Would you retype the records below exactly as they appear?
+---+
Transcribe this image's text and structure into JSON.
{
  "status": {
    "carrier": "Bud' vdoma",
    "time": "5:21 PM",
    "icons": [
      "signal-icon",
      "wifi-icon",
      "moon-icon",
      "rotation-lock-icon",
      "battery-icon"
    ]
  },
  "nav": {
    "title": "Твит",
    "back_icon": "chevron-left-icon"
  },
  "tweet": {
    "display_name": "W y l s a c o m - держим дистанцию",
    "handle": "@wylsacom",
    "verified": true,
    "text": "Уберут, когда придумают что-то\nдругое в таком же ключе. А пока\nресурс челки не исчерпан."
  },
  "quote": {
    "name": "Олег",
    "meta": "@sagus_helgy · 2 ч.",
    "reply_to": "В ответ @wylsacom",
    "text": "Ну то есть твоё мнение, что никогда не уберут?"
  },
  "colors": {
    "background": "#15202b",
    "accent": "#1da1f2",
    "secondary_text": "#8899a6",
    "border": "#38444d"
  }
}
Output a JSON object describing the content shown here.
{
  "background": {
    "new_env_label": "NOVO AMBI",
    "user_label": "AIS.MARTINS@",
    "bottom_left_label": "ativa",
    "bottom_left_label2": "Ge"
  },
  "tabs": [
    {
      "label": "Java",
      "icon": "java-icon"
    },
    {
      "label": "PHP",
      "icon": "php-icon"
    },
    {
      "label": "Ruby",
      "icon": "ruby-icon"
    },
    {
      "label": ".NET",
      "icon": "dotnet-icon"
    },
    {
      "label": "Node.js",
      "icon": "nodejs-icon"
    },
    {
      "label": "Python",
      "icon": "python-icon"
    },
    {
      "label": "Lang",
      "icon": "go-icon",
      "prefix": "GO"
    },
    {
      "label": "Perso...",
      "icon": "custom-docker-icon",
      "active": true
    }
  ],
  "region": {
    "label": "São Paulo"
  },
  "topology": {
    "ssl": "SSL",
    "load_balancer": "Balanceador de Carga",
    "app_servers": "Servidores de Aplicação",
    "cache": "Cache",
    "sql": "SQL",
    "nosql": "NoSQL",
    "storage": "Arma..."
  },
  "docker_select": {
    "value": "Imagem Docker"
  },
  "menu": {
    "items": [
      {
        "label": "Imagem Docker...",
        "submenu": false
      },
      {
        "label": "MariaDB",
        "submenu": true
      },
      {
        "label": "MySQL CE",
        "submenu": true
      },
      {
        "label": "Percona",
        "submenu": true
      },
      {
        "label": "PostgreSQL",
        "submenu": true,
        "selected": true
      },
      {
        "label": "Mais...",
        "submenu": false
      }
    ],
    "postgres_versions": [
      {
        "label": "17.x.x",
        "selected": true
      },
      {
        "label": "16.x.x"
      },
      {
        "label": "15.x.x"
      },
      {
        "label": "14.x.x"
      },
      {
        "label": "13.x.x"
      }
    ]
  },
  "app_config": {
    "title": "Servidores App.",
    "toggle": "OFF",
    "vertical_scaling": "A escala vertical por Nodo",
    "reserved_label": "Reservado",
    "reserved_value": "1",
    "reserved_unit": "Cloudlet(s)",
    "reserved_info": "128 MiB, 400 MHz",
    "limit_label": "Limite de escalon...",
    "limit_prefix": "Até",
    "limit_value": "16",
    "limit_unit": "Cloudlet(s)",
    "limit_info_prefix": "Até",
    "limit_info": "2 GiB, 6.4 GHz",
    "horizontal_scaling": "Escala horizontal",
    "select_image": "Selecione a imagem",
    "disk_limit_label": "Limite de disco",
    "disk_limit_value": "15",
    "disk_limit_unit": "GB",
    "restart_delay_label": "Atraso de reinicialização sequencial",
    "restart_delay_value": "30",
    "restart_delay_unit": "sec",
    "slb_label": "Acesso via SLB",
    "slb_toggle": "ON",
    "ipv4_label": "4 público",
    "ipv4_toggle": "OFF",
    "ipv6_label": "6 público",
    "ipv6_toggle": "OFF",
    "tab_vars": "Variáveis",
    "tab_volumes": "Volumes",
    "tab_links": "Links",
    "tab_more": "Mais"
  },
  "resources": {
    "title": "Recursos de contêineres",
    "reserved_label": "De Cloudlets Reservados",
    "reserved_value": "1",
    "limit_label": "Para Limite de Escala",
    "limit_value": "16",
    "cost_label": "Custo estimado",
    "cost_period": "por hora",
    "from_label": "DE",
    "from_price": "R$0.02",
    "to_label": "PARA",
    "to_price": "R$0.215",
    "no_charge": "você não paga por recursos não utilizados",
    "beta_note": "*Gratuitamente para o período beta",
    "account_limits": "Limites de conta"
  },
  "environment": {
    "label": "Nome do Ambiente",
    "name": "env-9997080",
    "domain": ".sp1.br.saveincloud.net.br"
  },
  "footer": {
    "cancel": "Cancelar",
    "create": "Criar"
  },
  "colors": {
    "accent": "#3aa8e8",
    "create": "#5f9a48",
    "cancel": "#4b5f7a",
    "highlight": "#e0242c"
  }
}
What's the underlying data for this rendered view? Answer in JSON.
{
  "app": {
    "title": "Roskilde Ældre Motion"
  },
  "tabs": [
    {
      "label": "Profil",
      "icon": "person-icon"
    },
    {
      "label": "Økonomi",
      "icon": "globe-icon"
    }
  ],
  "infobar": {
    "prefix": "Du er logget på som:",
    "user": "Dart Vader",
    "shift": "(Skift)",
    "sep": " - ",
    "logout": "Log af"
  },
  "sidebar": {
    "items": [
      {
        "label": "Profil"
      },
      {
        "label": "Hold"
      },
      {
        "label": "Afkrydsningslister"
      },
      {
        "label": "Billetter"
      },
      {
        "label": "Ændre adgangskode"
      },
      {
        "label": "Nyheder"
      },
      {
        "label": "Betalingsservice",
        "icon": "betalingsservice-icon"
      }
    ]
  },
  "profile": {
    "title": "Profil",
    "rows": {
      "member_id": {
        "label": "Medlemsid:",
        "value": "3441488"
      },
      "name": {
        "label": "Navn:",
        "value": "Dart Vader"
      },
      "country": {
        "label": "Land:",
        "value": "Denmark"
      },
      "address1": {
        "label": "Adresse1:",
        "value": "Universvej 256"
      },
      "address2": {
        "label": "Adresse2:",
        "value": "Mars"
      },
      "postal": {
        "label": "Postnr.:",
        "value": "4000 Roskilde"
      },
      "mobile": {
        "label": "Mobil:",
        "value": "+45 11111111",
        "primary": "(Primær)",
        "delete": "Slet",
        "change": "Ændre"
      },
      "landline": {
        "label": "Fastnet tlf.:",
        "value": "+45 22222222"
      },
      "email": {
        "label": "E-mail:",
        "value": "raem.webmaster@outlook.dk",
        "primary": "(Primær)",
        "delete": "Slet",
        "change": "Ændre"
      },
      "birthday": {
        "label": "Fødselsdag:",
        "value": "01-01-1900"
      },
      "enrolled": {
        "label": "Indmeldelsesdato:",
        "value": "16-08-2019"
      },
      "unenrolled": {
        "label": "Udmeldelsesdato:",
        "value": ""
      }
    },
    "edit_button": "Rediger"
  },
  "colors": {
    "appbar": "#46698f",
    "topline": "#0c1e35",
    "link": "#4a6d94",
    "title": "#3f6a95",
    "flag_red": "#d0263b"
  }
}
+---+
> [EXERCISE RESPONSE]:
Transcribe this image's text and structure into JSON.
{
  "status": {
    "carrier": "Bud' vdoma",
    "time": "5:21 PM",
    "icons": [
      "signal-icon",
      "wifi-icon",
      "moon-icon",
      "rotation-lock-icon",
      "battery-icon"
    ]
  },
  "nav": {
    "title": "Твит",
    "back_icon": "chevron-left-icon"
  },
  "tweet": {
    "display_name": "W y l s a c o m - держим дистанцию",
    "handle": "@wylsacom",
    "verified": true,
    "text": "Уберут, когда придумают что-то\nдругое в таком же ключе. А пока\nресурс челки не исчерпан."
  },
  "quote": {
    "name": "Олег",
    "meta": "@sagus_helgy · 2 ч.",
    "reply_to": "В ответ @wylsacom",
    "text": "Ну то есть твоё мнение, что никогда не уберут?"
  },
  "colors": {
    "background": "#15202b",
    "accent": "#1da1f2",
    "secondary_text": "#8899a6",
    "border": "#38444d"
  }
}
Output a JSON object describing the content shown here.
{
  "background": {
    "new_env_label": "NOVO AMBI",
    "user_label": "AIS.MARTINS@",
    "bottom_left_label": "ativa",
    "bottom_left_label2": "Ge"
  },
  "tabs": [
    {
      "label": "Java",
      "icon": "java-icon"
    },
    {
      "label": "PHP",
      "icon": "php-icon"
    },
    {
      "label": "Ruby",
      "icon": "ruby-icon"
    },
    {
      "label": ".NET",
      "icon": "dotnet-icon"
    },
    {
      "label": "Node.js",
      "icon": "nodejs-icon"
    },
    {
      "label": "Python",
      "icon": "python-icon"
    },
    {
      "label": "Lang",
      "icon": "go-icon",
      "prefix": "GO"
    },
    {
      "label": "Perso...",
      "icon": "custom-docker-icon",
      "active": true
    }
  ],
  "region": {
    "label": "São Paulo"
  },
  "topology": {
    "ssl": "SSL",
    "load_balancer": "Balanceador de Carga",
    "app_servers": "Servidores de Aplicação",
    "cache": "Cache",
    "sql": "SQL",
    "nosql": "NoSQL",
    "storage": "Arma..."
  },
  "docker_select": {
    "value": "Imagem Docker"
  },
  "menu": {
    "items": [
      {
        "label": "Imagem Docker...",
        "submenu": false
      },
      {
        "label": "MariaDB",
        "submenu": true
      },
      {
        "label": "MySQL CE",
        "submenu": true
      },
      {
        "label": "Percona",
        "submenu": true
      },
      {
        "label": "PostgreSQL",
        "submenu": true,
        "selected": true
      },
      {
        "label": "Mais...",
        "submenu": false
      }
    ],
    "postgres_versions": [
      {
        "label": "17.x.x",
        "selected": true
      },
      {
        "label": "16.x.x"
      },
      {
        "label": "15.x.x"
      },
      {
        "label": "14.x.x"
      },
      {
        "label": "13.x.x"
      }
    ]
  },
  "app_config": {
    "title": "Servidores App.",
    "toggle": "OFF",
    "vertical_scaling": "A escala vertical por Nodo",
    "reserved_label": "Reservado",
    "reserved_value": "1",
    "reserved_unit": "Cloudlet(s)",
    "reserved_info": "128 MiB, 400 MHz",
    "limit_label": "Limite de escalon...",
    "limit_prefix": "Até",
    "limit_value": "16",
    "limit_unit": "Cloudlet(s)",
    "limit_info_prefix": "Até",
    "limit_info": "2 GiB, 6.4 GHz",
    "horizontal_scaling": "Escala horizontal",
    "select_image": "Selecione a imagem",
    "disk_limit_label": "Limite de disco",
    "disk_limit_value": "15",
    "disk_limit_unit": "GB",
    "restart_delay_label": "Atraso de reinicialização sequencial",
    "restart_delay_value": "30",
    "restart_delay_unit": "sec",
    "slb_label": "Acesso via SLB",
    "slb_toggle": "ON",
    "ipv4_label": "4 público",
    "ipv4_toggle": "OFF",
    "ipv6_label": "6 público",
    "ipv6_toggle": "OFF",
    "tab_vars": "Variáveis",
    "tab_volumes": "Volumes",
    "tab_links": "Links",
    "tab_more": "Mais"
  },
  "resources": {
    "title": "Recursos de contêineres",
    "reserved_label": "De Cloudlets Reservados",
    "reserved_value": "1",
    "limit_label": "Para Limite de Escala",
    "limit_value": "16",
    "cost_label": "Custo estimado",
    "cost_period": "por hora",
    "from_label": "DE",
    "from_price": "R$0.02",
    "to_label": "PARA",
    "to_price": "R$0.215",
    "no_charge": "você não paga por recursos não utilizados",
    "beta_note": "*Gratuitamente para o período beta",
    "account_limits": "Limites de conta"
  },
  "environment": {
    "label": "Nome do Ambiente",
    "name": "env-9997080",
    "domain": ".sp1.br.saveincloud.net.br"
  },
  "footer": {
    "cancel": "Cancelar",
    "create": "Criar"
  },
  "colors": {
    "accent": "#3aa8e8",
    "create": "#5f9a48",
    "cancel": "#4b5f7a",
    "highlight": "#e0242c"
  }
}
What's the underlying data for this rendered view? Answer in JSON.
{
  "app": {
    "title": "Roskilde Ældre Motion"
  },
  "tabs": [
    {
      "label": "Profil",
      "icon": "person-icon"
    },
    {
      "label": "Økonomi",
      "icon": "globe-icon"
    }
  ],
  "infobar": {
    "prefix": "Du er logget på som:",
    "user": "Dart Vader",
    "shift": "(Skift)",
    "sep": " - ",
    "logout": "Log af"
  },
  "sidebar": {
    "items": [
      {
        "label": "Profil"
      },
      {
        "label": "Hold"
      },
      {
        "label": "Afkrydsningslister"
      },
      {
        "label": "Billetter"
      },
      {
        "label": "Ændre adgangskode"
      },
      {
        "label": "Nyheder"
      },
      {
        "label": "Betalingsservice",
        "icon": "betalingsservice-icon"
      }
    ]
  },
  "profile": {
    "title": "Profil",
    "rows": {
      "member_id": {
        "label": "Medlemsid:",
        "value": "3441488"
      },
      "name": {
        "label": "Navn:",
        "value": "Dart Vader"
      },
      "country": {
        "label": "Land:",
        "value": "Denmark"
      },
      "address1": {
        "label": "Adresse1:",
        "value": "Universvej 256"
      },
      "address2": {
        "label": "Adresse2:",
        "value": "Mars"
      },
      "postal": {
        "label": "Postnr.:",
        "value": "4000 Roskilde"
      },
      "mobile": {
        "label": "Mobil:",
        "value": "+45 11111111",
        "primary": "(Primær)",
        "delete": "Slet",
        "change": "Ændre"
      },
      "landline": {
        "label": "Fastnet tlf.:",
        "value": "+45 22222222"
      },
      "email": {
        "label": "E-mail:",
        "value": "raem.webmaster@outlook.dk",
        "primary": "(Primær)",
        "delete": "Slet",
        "change": "Ændre"
      },
      "birthday": {
        "label": "Fødselsdag:",
        "value": "01-01-1900"
      },
      "enrolled": {
        "label": "Indmeldelsesdato:",
        "value": "16-08-2019"
      },
      "unenrolled": {
        "label": "Udmeldelsesdato:",
        "value": ""
      }
    },
    "edit_button": "Rediger"
  },
  "colors": {
    "appbar": "#46698f",
    "topline": "#0c1e35",
    "link": "#4a6d94",
    "title": "#3f6a95",
    "flag_red": "#d0263b"
  }
}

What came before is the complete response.